Following question time in the schedule however is the real reason for this posting and the thing that makes my blood boil. ‘This week.’
What you never saw it?
I will admit now that there are probably only about seven people in the entire country who watch ‘This week’ and they are all political nerds like me, but how the format can be justified in any way shape or form I have no idea.
Let’s leave aside the fact that’s its caricature imagery and sweeping populist reporting are a pile of tosh in terms of quality programme making. Let’s forget that its a political comment show scheduled so late that its existence can’t really be justified. And lets leave aside that in Andrew Neill we have the most sycophantic and talentless presenter ever to grace a sunbed. It is a terribly made programme, made on the cheap to make up the quota of political programming and ticking a box to justify the licence fee to the naysayers who hate auntie.

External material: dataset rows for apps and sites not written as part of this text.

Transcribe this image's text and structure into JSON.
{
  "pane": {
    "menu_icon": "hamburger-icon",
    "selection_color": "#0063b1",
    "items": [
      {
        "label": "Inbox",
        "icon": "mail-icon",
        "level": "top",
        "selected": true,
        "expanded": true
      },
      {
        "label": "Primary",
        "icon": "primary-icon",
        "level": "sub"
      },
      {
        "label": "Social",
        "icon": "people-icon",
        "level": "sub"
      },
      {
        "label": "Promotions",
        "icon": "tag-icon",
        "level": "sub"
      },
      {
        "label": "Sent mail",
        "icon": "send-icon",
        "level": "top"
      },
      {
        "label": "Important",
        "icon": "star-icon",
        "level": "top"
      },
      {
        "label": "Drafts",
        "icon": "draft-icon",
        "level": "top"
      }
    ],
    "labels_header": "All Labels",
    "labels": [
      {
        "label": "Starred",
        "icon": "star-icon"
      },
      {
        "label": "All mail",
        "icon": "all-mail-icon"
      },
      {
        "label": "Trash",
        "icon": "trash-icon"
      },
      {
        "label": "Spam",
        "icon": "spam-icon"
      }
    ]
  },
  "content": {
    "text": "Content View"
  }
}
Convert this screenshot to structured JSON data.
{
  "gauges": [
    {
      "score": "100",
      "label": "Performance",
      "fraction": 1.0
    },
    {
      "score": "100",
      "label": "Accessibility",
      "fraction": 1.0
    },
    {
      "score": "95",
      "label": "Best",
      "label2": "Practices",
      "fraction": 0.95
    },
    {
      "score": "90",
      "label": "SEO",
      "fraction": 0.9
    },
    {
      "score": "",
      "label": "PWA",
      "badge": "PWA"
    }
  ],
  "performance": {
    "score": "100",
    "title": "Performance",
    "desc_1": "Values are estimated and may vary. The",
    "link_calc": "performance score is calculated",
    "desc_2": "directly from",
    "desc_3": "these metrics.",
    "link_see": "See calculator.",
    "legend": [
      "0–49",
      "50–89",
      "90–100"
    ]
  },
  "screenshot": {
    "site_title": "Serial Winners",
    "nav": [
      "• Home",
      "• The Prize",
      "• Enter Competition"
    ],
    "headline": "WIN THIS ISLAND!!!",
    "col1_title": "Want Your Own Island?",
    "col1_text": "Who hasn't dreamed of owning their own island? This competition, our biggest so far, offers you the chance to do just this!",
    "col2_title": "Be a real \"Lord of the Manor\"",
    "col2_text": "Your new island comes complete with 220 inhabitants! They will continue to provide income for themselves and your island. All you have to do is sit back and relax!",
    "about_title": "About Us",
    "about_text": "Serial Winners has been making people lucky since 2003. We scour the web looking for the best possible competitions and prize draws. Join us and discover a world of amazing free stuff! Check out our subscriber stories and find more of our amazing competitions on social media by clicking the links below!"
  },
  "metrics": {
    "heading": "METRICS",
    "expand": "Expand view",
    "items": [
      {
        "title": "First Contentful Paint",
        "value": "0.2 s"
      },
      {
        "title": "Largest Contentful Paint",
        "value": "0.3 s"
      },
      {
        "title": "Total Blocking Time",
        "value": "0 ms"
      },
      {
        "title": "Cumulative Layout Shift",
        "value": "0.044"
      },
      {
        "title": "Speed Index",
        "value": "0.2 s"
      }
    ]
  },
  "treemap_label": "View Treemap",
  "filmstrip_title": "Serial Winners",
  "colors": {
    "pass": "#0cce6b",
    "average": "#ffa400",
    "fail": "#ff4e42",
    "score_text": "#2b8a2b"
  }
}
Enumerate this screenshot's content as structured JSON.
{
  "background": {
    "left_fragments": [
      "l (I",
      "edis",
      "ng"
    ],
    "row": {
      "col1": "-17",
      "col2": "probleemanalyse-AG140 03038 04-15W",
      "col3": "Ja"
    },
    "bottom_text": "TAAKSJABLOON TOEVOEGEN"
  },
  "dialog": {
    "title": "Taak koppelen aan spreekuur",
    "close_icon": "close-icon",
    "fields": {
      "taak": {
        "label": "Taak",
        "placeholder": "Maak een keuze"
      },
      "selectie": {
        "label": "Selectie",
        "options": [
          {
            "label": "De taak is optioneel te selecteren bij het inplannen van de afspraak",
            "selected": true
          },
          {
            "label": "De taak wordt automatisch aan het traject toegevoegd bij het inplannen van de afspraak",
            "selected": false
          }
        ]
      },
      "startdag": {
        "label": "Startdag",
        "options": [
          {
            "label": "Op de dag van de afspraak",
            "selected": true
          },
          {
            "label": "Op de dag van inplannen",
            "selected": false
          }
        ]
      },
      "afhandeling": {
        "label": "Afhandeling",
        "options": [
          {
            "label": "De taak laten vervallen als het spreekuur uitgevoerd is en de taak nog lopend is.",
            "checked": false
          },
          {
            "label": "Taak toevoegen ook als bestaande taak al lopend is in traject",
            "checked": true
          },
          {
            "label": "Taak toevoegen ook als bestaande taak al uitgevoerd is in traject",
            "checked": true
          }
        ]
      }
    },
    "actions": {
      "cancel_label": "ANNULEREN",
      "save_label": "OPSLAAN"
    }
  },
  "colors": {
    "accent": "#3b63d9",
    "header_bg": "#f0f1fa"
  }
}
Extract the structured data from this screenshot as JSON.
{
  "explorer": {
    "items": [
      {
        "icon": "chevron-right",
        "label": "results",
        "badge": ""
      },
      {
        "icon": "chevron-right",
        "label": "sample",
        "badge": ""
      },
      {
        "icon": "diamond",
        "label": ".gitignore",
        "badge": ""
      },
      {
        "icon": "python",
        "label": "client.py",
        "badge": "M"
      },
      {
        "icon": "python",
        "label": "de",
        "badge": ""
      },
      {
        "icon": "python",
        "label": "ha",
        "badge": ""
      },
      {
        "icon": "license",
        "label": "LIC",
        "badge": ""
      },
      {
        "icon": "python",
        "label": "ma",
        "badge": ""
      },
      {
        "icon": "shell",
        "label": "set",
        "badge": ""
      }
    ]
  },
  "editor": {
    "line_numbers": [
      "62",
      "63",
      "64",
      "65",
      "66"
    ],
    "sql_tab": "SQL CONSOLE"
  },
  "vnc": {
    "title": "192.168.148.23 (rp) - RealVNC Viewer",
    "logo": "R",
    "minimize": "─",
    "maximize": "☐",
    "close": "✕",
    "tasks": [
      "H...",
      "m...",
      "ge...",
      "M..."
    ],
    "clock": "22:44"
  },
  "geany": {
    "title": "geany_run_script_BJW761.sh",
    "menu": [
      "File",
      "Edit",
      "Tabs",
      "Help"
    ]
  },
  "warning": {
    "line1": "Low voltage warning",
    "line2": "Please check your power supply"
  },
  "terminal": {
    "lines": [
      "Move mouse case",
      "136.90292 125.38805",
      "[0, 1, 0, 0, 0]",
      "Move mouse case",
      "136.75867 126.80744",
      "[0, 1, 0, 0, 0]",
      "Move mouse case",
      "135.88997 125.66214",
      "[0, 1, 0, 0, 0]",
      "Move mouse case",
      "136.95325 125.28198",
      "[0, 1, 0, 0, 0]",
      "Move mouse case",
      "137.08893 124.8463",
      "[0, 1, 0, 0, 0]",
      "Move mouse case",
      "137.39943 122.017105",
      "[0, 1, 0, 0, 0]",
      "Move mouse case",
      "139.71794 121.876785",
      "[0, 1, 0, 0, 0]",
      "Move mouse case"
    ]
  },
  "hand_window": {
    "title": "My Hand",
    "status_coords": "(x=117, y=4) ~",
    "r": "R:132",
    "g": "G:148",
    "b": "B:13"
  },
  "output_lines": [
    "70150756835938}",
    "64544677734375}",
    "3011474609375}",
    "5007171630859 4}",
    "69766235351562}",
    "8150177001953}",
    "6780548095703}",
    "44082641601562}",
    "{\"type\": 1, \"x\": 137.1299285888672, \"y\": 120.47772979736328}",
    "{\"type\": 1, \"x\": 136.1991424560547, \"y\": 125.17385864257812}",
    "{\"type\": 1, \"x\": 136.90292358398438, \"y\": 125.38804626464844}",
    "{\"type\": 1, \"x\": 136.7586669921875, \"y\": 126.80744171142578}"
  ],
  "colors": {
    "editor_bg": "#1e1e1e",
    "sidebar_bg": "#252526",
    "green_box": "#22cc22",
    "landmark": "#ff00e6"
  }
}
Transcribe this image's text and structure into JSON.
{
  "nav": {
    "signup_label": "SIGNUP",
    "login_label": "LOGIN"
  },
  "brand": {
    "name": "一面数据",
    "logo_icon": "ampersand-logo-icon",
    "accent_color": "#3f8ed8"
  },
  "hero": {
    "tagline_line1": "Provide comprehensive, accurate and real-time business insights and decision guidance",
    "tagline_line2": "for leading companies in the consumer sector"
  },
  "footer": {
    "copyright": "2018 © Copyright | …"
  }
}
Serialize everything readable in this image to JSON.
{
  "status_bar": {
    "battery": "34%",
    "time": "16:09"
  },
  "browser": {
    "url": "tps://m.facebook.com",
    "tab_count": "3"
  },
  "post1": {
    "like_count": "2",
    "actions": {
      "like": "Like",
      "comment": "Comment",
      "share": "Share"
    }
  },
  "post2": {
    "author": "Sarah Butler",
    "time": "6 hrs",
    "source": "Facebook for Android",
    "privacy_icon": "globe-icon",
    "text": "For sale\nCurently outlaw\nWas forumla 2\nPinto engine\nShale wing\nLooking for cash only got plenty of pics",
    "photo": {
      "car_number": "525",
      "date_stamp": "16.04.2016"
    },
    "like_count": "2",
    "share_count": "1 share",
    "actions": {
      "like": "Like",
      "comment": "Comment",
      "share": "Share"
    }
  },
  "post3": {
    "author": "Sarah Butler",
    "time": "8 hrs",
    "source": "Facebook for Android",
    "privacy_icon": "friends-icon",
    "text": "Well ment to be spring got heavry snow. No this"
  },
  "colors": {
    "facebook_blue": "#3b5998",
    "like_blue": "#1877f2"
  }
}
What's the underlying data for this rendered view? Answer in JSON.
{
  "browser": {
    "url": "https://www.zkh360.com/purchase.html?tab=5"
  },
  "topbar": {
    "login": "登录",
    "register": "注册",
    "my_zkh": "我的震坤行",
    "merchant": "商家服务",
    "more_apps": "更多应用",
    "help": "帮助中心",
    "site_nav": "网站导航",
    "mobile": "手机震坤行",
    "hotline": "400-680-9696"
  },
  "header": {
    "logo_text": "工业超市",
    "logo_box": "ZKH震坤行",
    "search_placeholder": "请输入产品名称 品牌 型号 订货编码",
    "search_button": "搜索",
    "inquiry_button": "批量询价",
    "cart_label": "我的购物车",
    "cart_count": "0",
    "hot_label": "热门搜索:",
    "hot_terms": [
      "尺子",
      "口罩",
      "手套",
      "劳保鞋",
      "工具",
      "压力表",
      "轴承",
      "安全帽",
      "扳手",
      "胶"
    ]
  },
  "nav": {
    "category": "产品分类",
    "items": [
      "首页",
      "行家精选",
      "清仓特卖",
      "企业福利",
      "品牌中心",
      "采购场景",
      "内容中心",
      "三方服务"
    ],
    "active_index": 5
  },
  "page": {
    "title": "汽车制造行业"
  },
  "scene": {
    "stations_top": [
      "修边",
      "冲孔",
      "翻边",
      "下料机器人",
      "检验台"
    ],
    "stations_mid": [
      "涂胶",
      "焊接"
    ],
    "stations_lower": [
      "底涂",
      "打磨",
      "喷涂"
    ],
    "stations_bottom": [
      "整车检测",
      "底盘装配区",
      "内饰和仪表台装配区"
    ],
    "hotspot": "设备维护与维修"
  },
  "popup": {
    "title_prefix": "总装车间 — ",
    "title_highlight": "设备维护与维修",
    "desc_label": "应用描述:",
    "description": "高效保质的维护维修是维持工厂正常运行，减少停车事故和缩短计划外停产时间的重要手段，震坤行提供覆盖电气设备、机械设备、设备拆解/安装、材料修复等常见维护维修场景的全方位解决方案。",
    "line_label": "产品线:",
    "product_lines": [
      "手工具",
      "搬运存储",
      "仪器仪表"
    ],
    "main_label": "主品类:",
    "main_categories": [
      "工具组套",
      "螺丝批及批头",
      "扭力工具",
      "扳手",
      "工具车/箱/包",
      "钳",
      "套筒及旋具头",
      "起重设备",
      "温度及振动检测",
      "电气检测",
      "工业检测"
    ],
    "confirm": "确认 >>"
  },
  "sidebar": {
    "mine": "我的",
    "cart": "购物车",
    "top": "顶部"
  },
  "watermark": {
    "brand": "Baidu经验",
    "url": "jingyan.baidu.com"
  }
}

But to fly in the face of any kind of pluralism in such blatant a fashion shouldn’t be allowed. Labour are represented by Diane Abbott(did she mention she was the first black woman MP in the last three minutes or not – she must be slipping), the Tories have Michael Portillo (the reason I ended up with a hangover on 2nd May 1997). And the LibDems/Greens/UKIP/BNP/SNP/Plaid/Sinn Fein/UUP/DUP/Alliance are represented by…. Oh hold on they’re not. Because apparently UK politics is a two party affair. You’re red or you’re Blue and there’s nowt in between.
If you’re lucky enough to be invited on with your ‘little party’ issue, then you can sit and be grilled by the big boys. But don’t you dare sit on ‘their’ sofa. You’re different to them. You CAN’T be a party of government. Grr.
And Grr again.
How on earth can we possibly pretend we have been suitably informed of our options when our national broadcaster continues to give us this fictional gladitorial battle? It reflects nothing of what we see in the key battlegrounds, the three way marginals and particularly those seats outside England. It’s a ridiculous state of affairs.
This week, every week.
I phoned again this morning, registering my mark on the edexcel spreadsheet of complaints never to be actioned at Auntie’s headquarters. I’ll continue to do so and I urge anyone who gives two hoots to do so as well. Maybe whingeing and whining will get me somewhere – or maybe one week they might just hear me shouting through the TV.